- _Dataset records_:

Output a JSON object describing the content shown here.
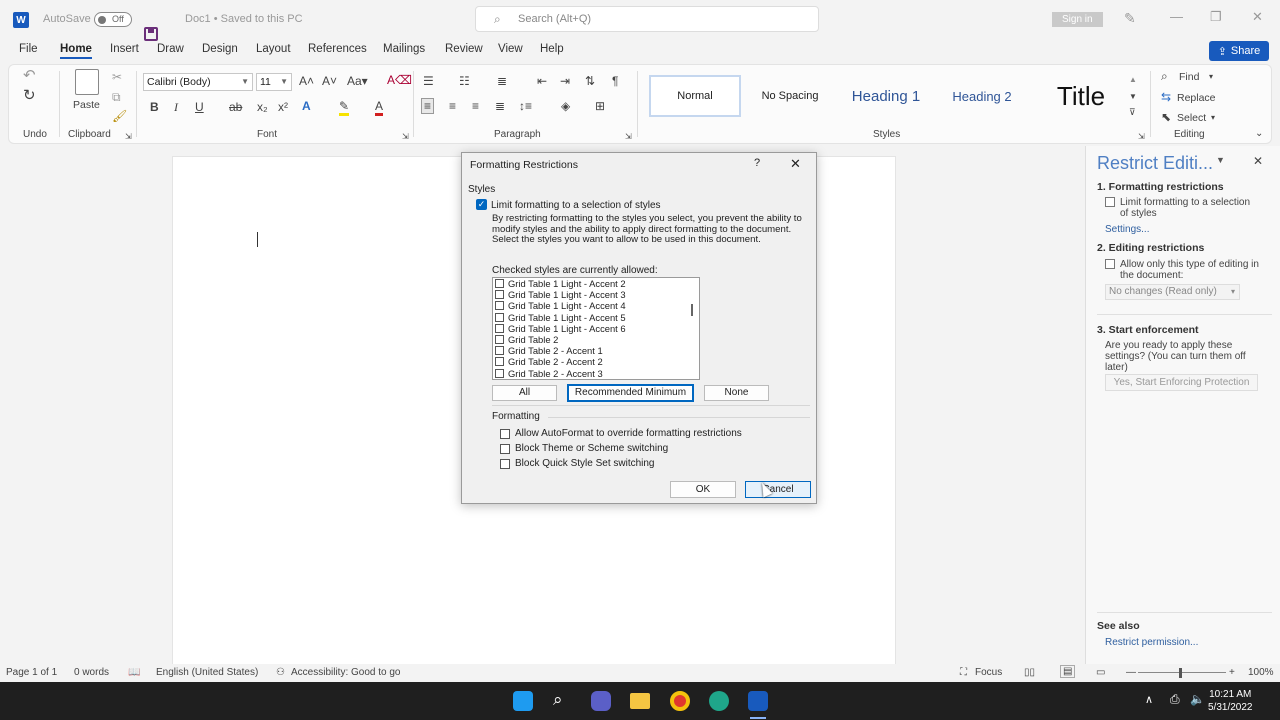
{
  "titlebar": {
    "app_icon_letter": "W",
    "autosave_label": "AutoSave",
    "autosave_state": "Off",
    "doc_title": "Doc1 • Saved to this PC",
    "search_placeholder": "Search (Alt+Q)",
    "signin_label": "Sign in"
  },
  "menu": {
    "tabs": [
      "File",
      "Home",
      "Insert",
      "Draw",
      "Design",
      "Layout",
      "References",
      "Mailings",
      "Review",
      "View",
      "Help"
    ],
    "share_label": "Share"
  },
  "ribbon": {
    "groups": {
      "undo": "Undo",
      "clipboard": "Clipboard",
      "font": "Font",
      "paragraph": "Paragraph",
      "styles": "Styles",
      "editing": "Editing"
    },
    "paste_label": "Paste",
    "font_name": "Calibri (Body)",
    "font_size": "11",
    "styles": [
      "Normal",
      "No Spacing",
      "Heading 1",
      "Heading 2",
      "Title"
    ],
    "find_label": "Find",
    "replace_label": "Replace",
    "select_label": "Select"
  },
  "side_pane": {
    "title": "Restrict Editi...",
    "section1_heading": "1. Formatting restrictions",
    "section1_checkbox": "Limit formatting to a selection of styles",
    "section1_link": "Settings...",
    "section2_heading": "2. Editing restrictions",
    "section2_checkbox": "Allow only this type of editing in the document:",
    "section2_combo": "No changes (Read only)",
    "section3_heading": "3. Start enforcement",
    "section3_text": "Are you ready to apply these settings? (You can turn them off later)",
    "section3_button": "Yes, Start Enforcing Protection",
    "see_also_heading": "See also",
    "see_also_link": "Restrict permission..."
  },
  "dialog": {
    "title": "Formatting Restrictions",
    "help": "?",
    "styles_heading": "Styles",
    "limit_label": "Limit formatting to a selection of styles",
    "limit_checked": true,
    "description": "By restricting formatting to the styles you select, you prevent the ability to modify styles and the ability to apply direct formatting to the document. Select the styles you want to allow to be used in this document.",
    "list_label": "Checked styles are currently allowed:",
    "style_list": [
      "Grid Table 1 Light - Accent 2",
      "Grid Table 1 Light - Accent 3",
      "Grid Table 1 Light - Accent 4",
      "Grid Table 1 Light - Accent 5",
      "Grid Table 1 Light - Accent 6",
      "Grid Table 2",
      "Grid Table 2 - Accent 1",
      "Grid Table 2 - Accent 2",
      "Grid Table 2 - Accent 3"
    ],
    "btn_all": "All",
    "btn_recommended": "Recommended Minimum",
    "btn_none": "None",
    "formatting_heading": "Formatting",
    "fmt_options": [
      "Allow AutoFormat to override formatting restrictions",
      "Block Theme or Scheme switching",
      "Block Quick Style Set switching"
    ],
    "btn_ok": "OK",
    "btn_cancel": "Cancel"
  },
  "statusbar": {
    "page": "Page 1 of 1",
    "words": "0 words",
    "language": "English (United States)",
    "accessibility": "Accessibility: Good to go",
    "focus": "Focus",
    "zoom": "100%"
  },
  "taskbar": {
    "time": "10:21 AM",
    "date": "5/31/2022"
  }
}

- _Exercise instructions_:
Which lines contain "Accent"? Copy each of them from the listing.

- _Output below_:
      "Grid Table 1 Light - Accent 2",
      "Grid Table 1 Light - Accent 3",
      "Grid Table 1 Light - Accent 4",
      "Grid Table 1 Light - Accent 5",
      "Grid Table 1 Light - Accent 6",
      "Grid Table 2 - Accent 1",
      "Grid Table 2 - Accent 2",
      "Grid Table 2 - Accent 3"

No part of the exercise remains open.